In 2017, the United States saw a decline of 3.66 million TV subscribers and in 2016 a decline of 2.2 million. Convergence forecasts a decline of 3.72 million TV subs for 2018.

The firm reports that 2010 saw the start of the rise in cord cutter/never households, and as of the end of 2017 estimates 32.13 million U.S. households (or 26.1% of households) did not have a traditional TV subscription with a cable, satellite or telco TV access provider, up from 27.56 million (22.6% of households) at the end of 2016. Convergence forecasts 36.76 million (29.6% of households) will be cord cutter/never households by the end of 2018.

Meanwhile, 2017 saw U.S. residential broadband subs surpass U.S. TV subs, growing to 96.95 million. Convergence estimates 2.33 million U.S. residential broadband subs were added in 2017 (2.66 million in 2016) and revenue grew 7% to $56.8 million; the firm forecasts 2.57 million additions and 6% growth to $60.5 billion for 2018.

“The gloves are off,” commentary in the report reads. “The TV-movie Industry is being reconstructed from the inside and by the outside, as programmers now directly compete against their traditional TV access and independent OTT buyers that rival them in terms of content spend.

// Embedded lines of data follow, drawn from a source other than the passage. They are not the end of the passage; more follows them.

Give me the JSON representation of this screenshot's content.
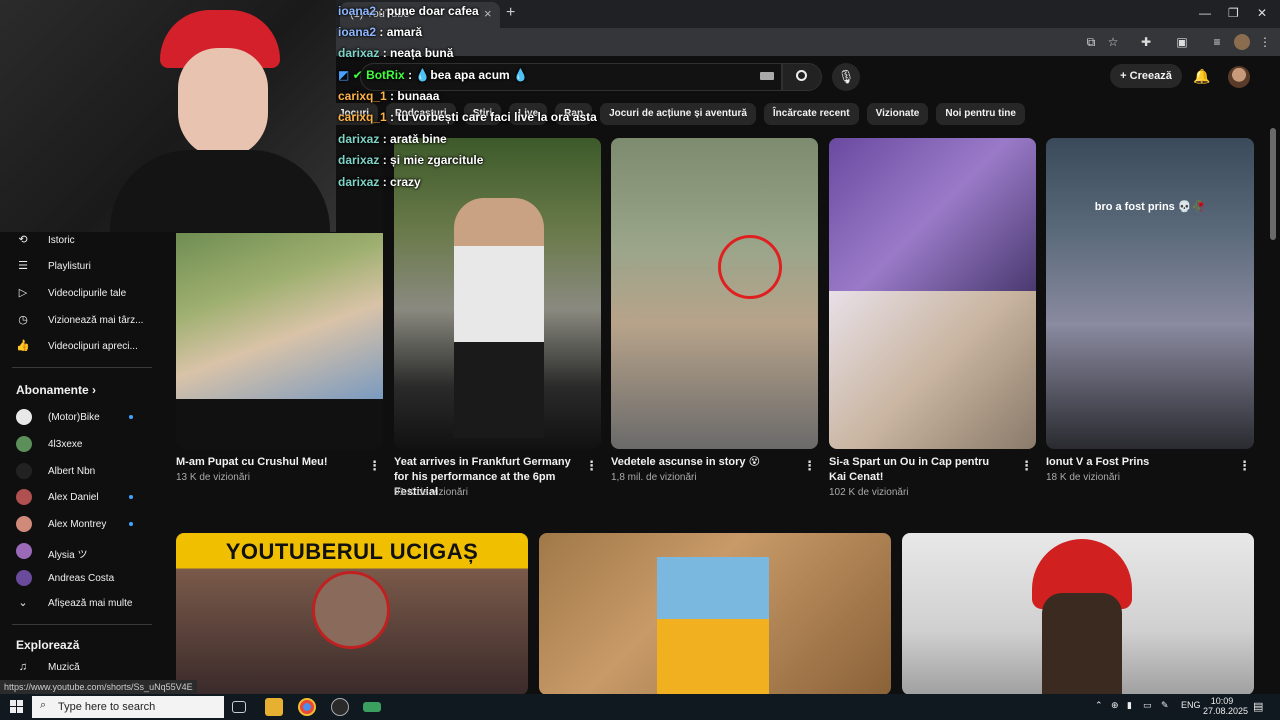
{
  "browser": {
    "tab_title": "(1) YouTube",
    "minimize": "—",
    "restore": "❐",
    "close": "✕",
    "new_tab": "+",
    "tab_close": "×"
  },
  "youtube": {
    "create_label": "Creează",
    "chips": [
      "Jocuri",
      "Podcasturi",
      "Știri",
      "Live",
      "Rap",
      "Jocuri de acțiune și aventură",
      "Încărcate recent",
      "Vizionate",
      "Noi pentru tine"
    ]
  },
  "sidebar": {
    "items": [
      {
        "label": "Istoric",
        "icon": "⟲"
      },
      {
        "label": "Playlisturi",
        "icon": "☰"
      },
      {
        "label": "Videoclipurile tale",
        "icon": "▷"
      },
      {
        "label": "Vizionează mai târz...",
        "icon": "◷"
      },
      {
        "label": "Videoclipuri apreci...",
        "icon": "👍"
      }
    ],
    "subscriptions_heading": "Abonamente",
    "subscriptions_arrow": "›",
    "subscriptions": [
      {
        "label": "(Motor)Bike",
        "color": "#e8e8e8",
        "dot": true
      },
      {
        "label": "4l3xexe",
        "color": "#5c8f5a",
        "dot": false
      },
      {
        "label": "Albert Nbn",
        "color": "#222222",
        "dot": false
      },
      {
        "label": "Alex Daniel",
        "color": "#b05050",
        "dot": true
      },
      {
        "label": "Alex Montrey",
        "color": "#d08a7a",
        "dot": true
      },
      {
        "label": "Alysia ツ",
        "color": "#9a6ab8",
        "dot": false
      },
      {
        "label": "Andreas Costa",
        "color": "#6a4a9a",
        "dot": false
      }
    ],
    "show_more": "Afișează mai multe",
    "explore_heading": "Explorează",
    "music": "Muzică"
  },
  "videos": [
    {
      "title": "M-am Pupat cu Crushul Meu!",
      "meta": "13 K de vizionări"
    },
    {
      "title": "Yeat arrives in Frankfurt Germany for his performance at the 6pm Festivial",
      "meta": "91 K de vizionări"
    },
    {
      "title": "Vedetele ascunse in story 😵",
      "meta": "1,8 mil. de vizionări"
    },
    {
      "title": "Si-a Spart un Ou in Cap pentru Kai Cenat!",
      "meta": "102 K de vizionări"
    },
    {
      "title": "Ionut V a Fost Prins",
      "meta": "18 K de vizionări",
      "thumb_caption": "bro a fost prins 💀🥀"
    }
  ],
  "big_thumbs": [
    {
      "caption": "YOUTUBERUL UCIGAȘ"
    },
    {
      "caption": ""
    },
    {
      "caption": ""
    }
  ],
  "chat": [
    {
      "user": "ioana2",
      "text": "pune doar cafea",
      "color": "#8fb7ff"
    },
    {
      "user": "ioana2",
      "text": "amară",
      "color": "#8fb7ff"
    },
    {
      "user": "darixaz",
      "text": "neața bună",
      "color": "#7fd4c8"
    },
    {
      "user": "BotRix",
      "text": "bea apa acum",
      "color": "#41ff3f"
    },
    {
      "user": "carixq_1",
      "text": "bunaaa",
      "color": "#ffb347"
    },
    {
      "user": "carixq_1",
      "text": "tu vorbești care faci live la ora asta",
      "color": "#ffb347"
    },
    {
      "user": "darixaz",
      "text": "arată bine",
      "color": "#7fd4c8"
    },
    {
      "user": "darixaz",
      "text": "și mie zgarcitule",
      "color": "#7fd4c8"
    },
    {
      "user": "darixaz",
      "text": "crazy",
      "color": "#7fd4c8"
    }
  ],
  "status_url": "https://www.youtube.com/shorts/Ss_uNq55V4E",
  "taskbar": {
    "search_placeholder": "Type here to search",
    "language": "ENG",
    "time": "10:09",
    "date": "27.08.2025"
  }
}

Amazon, Apple, DAZN, Facebook, Google and Netflix all have the money muscle to finance their own productions or outbid on programming including major sporting franchises.”

Because the OTT services are acting more like studios and vying for top content, traditional content owners may fight back, the commentary reads.

“We expect especially for the U.S. market going forward fewer content deals between programmers and independent OTT providers: 2017 saw Disney choose not to renew with Netflix and embrace OTT, HBO not renew with Amazon in the U.S., Hulu (which is spending more on content on a per U.S. subscriber basis than Amazon or Netflix) continue to bolster its offerings, compete more directly against TV access providers, and A+E, AMC, Discovery, Scripps, and Viacom back supply Philo,” the firm commented. “The traditional TV ecosystem does not show decline ‘yet’ except for TV subscribers. TV access players continue to raise prices (ARPU is growing but we forecast TV access revenue decline going forward), and programmers have kept up increases in programming fees and advertising rates, but this architecture cannot last in the long run.”

Sling TV Tops 2.2 Million Subscribers

Dish Network Feb. 21 announced that its Sling TV unit ended 2017 with more than 2.21 million subscribers – up 47% from 1.5 million subs at the end of 2016.

Launched in early 2015, Sling TV was the first standalone online TV service, offering access to 20 pay-TV channels priced from $20 monthly without a contract.

The service was the first to offer ESPN outside the pay-TV ecosystem. The concept was so new (Disney licensed ESPN as an experiment) that a blank screen aired during commercial breaks – underscoring marketers’ unfamiliarity with the distribution channel.

Today, online TV represents an alternative to cord-cutters and ongoing erosion of pay-TV households in the Netflix-fueled, over-the-top video era.

Other online TV platforms include PlayStation Vue ($40-$75), DirecTV Now ($35-$70), Spectrum TV Plus ($30), YouTube TV ($40), Hulu With Live TV ($40), FuboTV ($45) and Philo TV ($16).